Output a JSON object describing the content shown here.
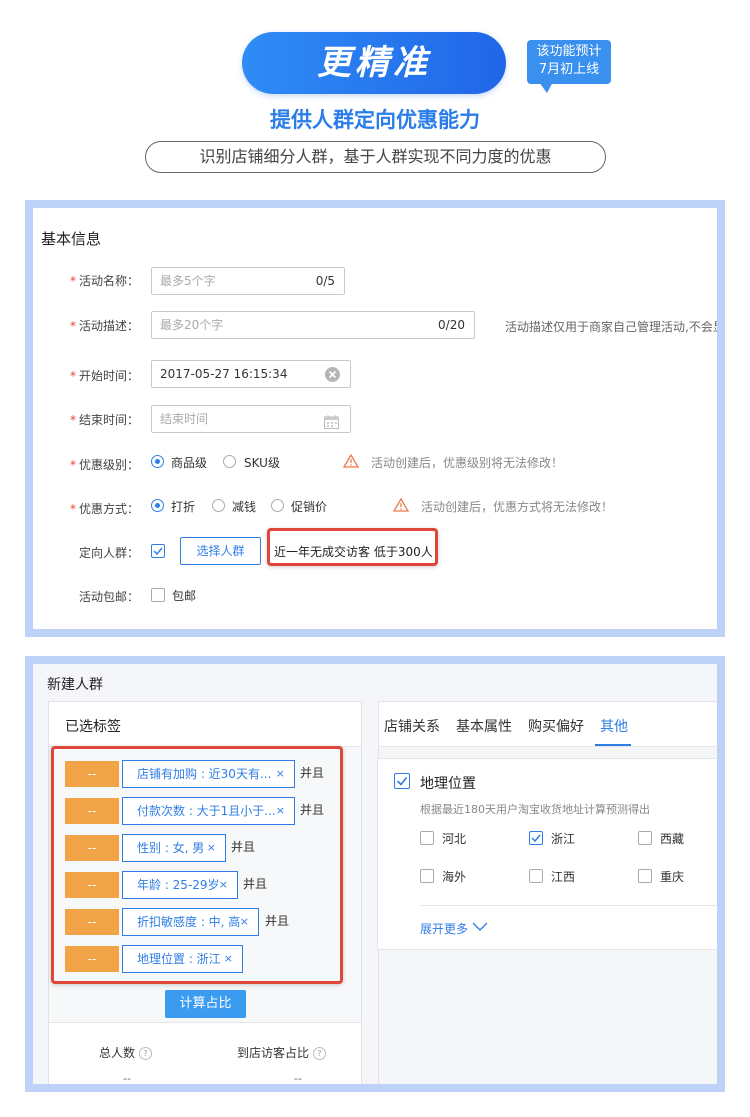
{
  "header": {
    "title": "更精准",
    "badge_line1": "该功能预计",
    "badge_line2": "7月初上线",
    "subtitle": "提供人群定向优惠能力",
    "description": "识别店铺细分人群，基于人群实现不同力度的优惠"
  },
  "form": {
    "section_title": "基本信息",
    "activity_name": {
      "label": "活动名称：",
      "placeholder": "最多5个字",
      "counter": "0/5"
    },
    "activity_desc": {
      "label": "活动描述：",
      "placeholder": "最多20个字",
      "counter": "0/20",
      "hint": "活动描述仅用于商家自己管理活动,不会显示"
    },
    "start_time": {
      "label": "开始时间：",
      "value": "2017-05-27 16:15:34"
    },
    "end_time": {
      "label": "结束时间：",
      "placeholder": "结束时间"
    },
    "discount_level": {
      "label": "优惠级别：",
      "options": [
        "商品级",
        "SKU级"
      ],
      "selected": "商品级",
      "warning": "活动创建后，优惠级别将无法修改！"
    },
    "discount_type": {
      "label": "优惠方式：",
      "options": [
        "打折",
        "减钱",
        "促销价"
      ],
      "selected": "打折",
      "warning": "活动创建后，优惠方式将无法修改！"
    },
    "target_group": {
      "label": "定向人群：",
      "button": "选择人群",
      "selected_text": "近一年无成交访客 低于300人"
    },
    "free_shipping": {
      "label": "活动包邮：",
      "checkbox_label": "包邮"
    }
  },
  "crowd": {
    "title": "新建人群",
    "selected_tags_title": "已选标签",
    "tags": [
      {
        "btn": "--",
        "text": "店铺有加购 : 近30天有...",
        "join": "并且"
      },
      {
        "btn": "--",
        "text": "付款次数 : 大于1且小于...",
        "join": "并且"
      },
      {
        "btn": "--",
        "text": "性别 : 女, 男",
        "join": "并且"
      },
      {
        "btn": "--",
        "text": "年龄 : 25-29岁",
        "join": "并且"
      },
      {
        "btn": "--",
        "text": "折扣敏感度 : 中, 高",
        "join": "并且"
      },
      {
        "btn": "--",
        "text": "地理位置 : 浙江",
        "join": ""
      }
    ],
    "tag_close": "×",
    "calc_button": "计算占比",
    "stats": [
      {
        "label": "总人数",
        "value": "--"
      },
      {
        "label": "到店访客占比",
        "value": "--"
      }
    ],
    "help_glyph": "?",
    "tabs": [
      "店铺关系",
      "基本属性",
      "购买偏好",
      "其他"
    ],
    "active_tab": "其他",
    "geo": {
      "title": "地理位置",
      "note": "根据最近180天用户淘宝收货地址计算预测得出",
      "options": [
        {
          "label": "河北",
          "checked": false
        },
        {
          "label": "浙江",
          "checked": true
        },
        {
          "label": "西藏",
          "checked": false
        },
        {
          "label": "海外",
          "checked": false
        },
        {
          "label": "江西",
          "checked": false
        },
        {
          "label": "重庆",
          "checked": false
        }
      ],
      "expand": "展开更多"
    }
  },
  "colors": {
    "accent": "#2f7ee6",
    "panel_border": "#bed2f7",
    "tag_orange": "#f0a347",
    "highlight_red": "#e0453a"
  }
}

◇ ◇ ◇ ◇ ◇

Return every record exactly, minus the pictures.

TASK ANSWER
Output a JSON object describing the content shown here.
{
  "header": {
    "title": "更精准",
    "badge_line1": "该功能预计",
    "badge_line2": "7月初上线",
    "subtitle": "提供人群定向优惠能力",
    "description": "识别店铺细分人群，基于人群实现不同力度的优惠"
  },
  "form": {
    "section_title": "基本信息",
    "activity_name": {
      "label": "活动名称：",
      "placeholder": "最多5个字",
      "counter": "0/5"
    },
    "activity_desc": {
      "label": "活动描述：",
      "placeholder": "最多20个字",
      "counter": "0/20",
      "hint": "活动描述仅用于商家自己管理活动,不会显示"
    },
    "start_time": {
      "label": "开始时间：",
      "value": "2017-05-27 16:15:34"
    },
    "end_time": {
      "label": "结束时间：",
      "placeholder": "结束时间"
    },
    "discount_level": {
      "label": "优惠级别：",
      "options": [
        "商品级",
        "SKU级"
      ],
      "selected": "商品级",
      "warning": "活动创建后，优惠级别将无法修改！"
    },
    "discount_type": {
      "label": "优惠方式：",
      "options": [
        "打折",
        "减钱",
        "促销价"
      ],
      "selected": "打折",
      "warning": "活动创建后，优惠方式将无法修改！"
    },
    "target_group": {
      "label": "定向人群：",
      "button": "选择人群",
      "selected_text": "近一年无成交访客 低于300人"
    },
    "free_shipping": {
      "label": "活动包邮：",
      "checkbox_label": "包邮"
    }
  },
  "crowd": {
    "title": "新建人群",
    "selected_tags_title": "已选标签",
    "tags": [
      {
        "btn": "--",
        "text": "店铺有加购 : 近30天有...",
        "join": "并且"
      },
      {
        "btn": "--",
        "text": "付款次数 : 大于1且小于...",
        "join": "并且"
      },
      {
        "btn": "--",
        "text": "性别 : 女, 男",
        "join": "并且"
      },
      {
        "btn": "--",
        "text": "年龄 : 25-29岁",
        "join": "并且"
      },
      {
        "btn": "--",
        "text": "折扣敏感度 : 中, 高",
        "join": "并且"
      },
      {
        "btn": "--",
        "text": "地理位置 : 浙江",
        "join": ""
      }
    ],
    "tag_close": "×",
    "calc_button": "计算占比",
    "stats": [
      {
        "label": "总人数",
        "value": "--"
      },
      {
        "label": "到店访客占比",
        "value": "--"
      }
    ],
    "help_glyph": "?",
    "tabs": [
      "店铺关系",
      "基本属性",
      "购买偏好",
      "其他"
    ],
    "active_tab": "其他",
    "geo": {
      "title": "地理位置",
      "note": "根据最近180天用户淘宝收货地址计算预测得出",
      "options": [
        {
          "label": "河北",
          "checked": false
        },
        {
          "label": "浙江",
          "checked": true
        },
        {
          "label": "西藏",
          "checked": false
        },
        {
          "label": "海外",
          "checked": false
        },
        {
          "label": "江西",
          "checked": false
        },
        {
          "label": "重庆",
          "checked": false
        }
      ],
      "expand": "展开更多"
    }
  },
  "colors": {
    "accent": "#2f7ee6",
    "panel_border": "#bed2f7",
    "tag_orange": "#f0a347",
    "highlight_red": "#e0453a"
  }
}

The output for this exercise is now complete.